Reflecting on this experience, Everett wrote, “Even if you have healthy food access, it doesn’t mean other people have healthy food access. So you should do all you can to help the other people around you.” Evan stated that, “Working with these food heroes and going on trips to local stores has changed the way I think about food accessibility.”
Upon returning from the interviews, the students created presentations for an audience of nearly 200 guests including many of the food heroes. They also designed commitments to service, projects based on the needs of each organization. For example, one group plans to hold a tool drive for the Camden Learning Garden. Another group will design materials for the downtown Food Action Boards through the Community Food Lab.

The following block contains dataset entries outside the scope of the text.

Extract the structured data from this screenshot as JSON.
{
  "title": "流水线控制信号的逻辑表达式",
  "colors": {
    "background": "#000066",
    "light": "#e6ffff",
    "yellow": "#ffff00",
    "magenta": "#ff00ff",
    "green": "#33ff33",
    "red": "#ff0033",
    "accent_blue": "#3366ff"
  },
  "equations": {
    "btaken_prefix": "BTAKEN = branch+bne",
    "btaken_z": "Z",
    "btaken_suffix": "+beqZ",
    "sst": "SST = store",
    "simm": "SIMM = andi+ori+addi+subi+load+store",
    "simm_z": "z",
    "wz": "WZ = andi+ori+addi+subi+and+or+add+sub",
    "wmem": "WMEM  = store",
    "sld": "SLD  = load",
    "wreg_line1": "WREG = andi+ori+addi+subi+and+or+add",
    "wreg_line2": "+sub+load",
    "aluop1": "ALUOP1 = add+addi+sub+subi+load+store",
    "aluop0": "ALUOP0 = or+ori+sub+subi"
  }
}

The change in students’ perspective about food in their community was evident at the culminating Food Heroes Celebration event where the students proudly presented about each of the 14 amazing food heroes and the impact of their work in the community. Students also presented the commitments to service they developed out inspiration from the work of the heroes they studied. Our team created a video to share a glimpse of the learning that occurred in our classrooms over the last 12 weeks during the presentation, as well.
Final reflections from the class capture how much this experience changed student thinking about access to food, their community, and the difference they can make in the world:
“I didn’t pay attention to this issue before, now I realize we can make a change, and I want to find a way to do it,” Dalia, 5th grade.
“After this expedition, I can see all the people that are in need and all that help those in need. It changed my point of view,” Teagan, 4th grade.
“My experience with my food hero made me think very differently about food availability. At first, I thought that everyone had access to healthy food, but now I realize that some people don’t. I also realize that people are trying to make a change,” Elena, 5th grade.
“It changed the way I thought about food availability because I didn’t know that so many people didn’t have access to food and had to go through so much to be able to get food,” Ava, 4th grade.